Content playfulness at work

The Book of Kells includes an unprecedented number of illustrations: stories, words, pictures. Fantastical beasts and cheeky human-like figures pop up unexpectedly, winding themselves around the latin text.

Screen Shot 2016-05-12 at 11.06.43

As I meandered through the book I could imagine those monks enlivening the dull hours conjuring these mischievous and mythical creatures.

Screen Shot 2016-05-12 at 11.06.41

There’s a content playfulness at work here. The monks used celtic symbols and patterns exotic colours and decoration to augment the text and literally illuminate the main messages.

In writing out the gospels, in turning the word of God into a tangible and beautiful object those monks were improving the communication of valuable ideas – what in the medieval Christian world was the ultimate valuable idea – God’s love and eternal salvation. What was the why, the purpose of the Book of Kells? To create a tribute to God’s glory.

Screen Shot 2016-05-12 at 11.06.47

But also content inefficiency

But of course it was a hugely inefficient process, medieval illuminated manuscripts took years and years of back breaking labour. Occasionally bored comments and complaints found their way into the margins of medieval texts!


Not only is the Book of Kells available to view online, it is also of course on public display. Thousands of physical visitors and who knows how many thousands more digital visitors. Which is ironic, because the book originally had a sacramental rather than an educational purpose. It wasn’t designed to be read and certainly not by more than a select group of priests. There was no audience for this work.

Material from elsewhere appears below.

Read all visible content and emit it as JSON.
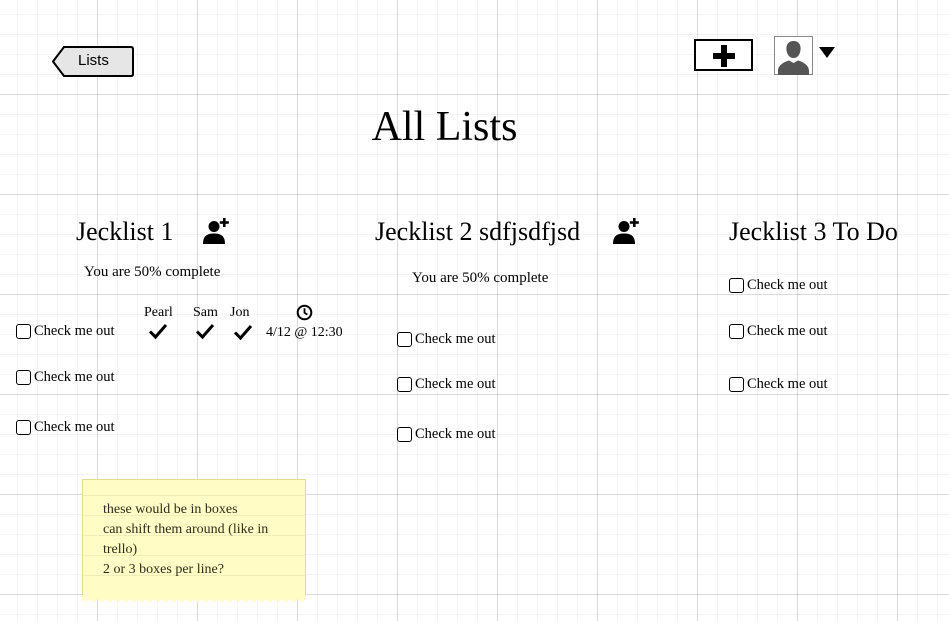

Meanings and connections

It struck me, whilst I’ve been researching the history of the Book of Kells, that there’s a lot of parallels between that ancient text and my work at CIPD.

Only connect! That was the whole of her sermon. Only connect the prose and the passion, and both will be exalted, and human love will be seen at its height. Live in fragments no longer. Only connect, and the beast and the monk, robbed of the isolation that is life to either, will die.

EM Forster, Howard’s End

For me, work has to have meaning, and it certainly helps if the organisation I’m working for has a positive impact on society. The Chartered Institute of Personnel and Development has this incredible purpose: to Champion Better Work and Working Lives. So like the Book of Kells there’s a valuable message and ideas worth communicating. But – and perhaps not quite as extreme as those monks in Ireland 1200 years ago – CIPD also suffers from a hugely inefficient content production process and it’s message doesn’t really have much of an audience.

Since I started at CIPD back in summer 2013 I’ve been working to improve the communication of our valuable ideas, primarily through improving content efficiency and more recently (and additionally) through the introduction of a content playfulness: finding 21st century techniques to illuminate our message and spread the good word (rather than the Good Word!)

Over the next few blog posts I’ll be exploring just how we’ve done that and reflecting on the successes, outcomes and observations from that work.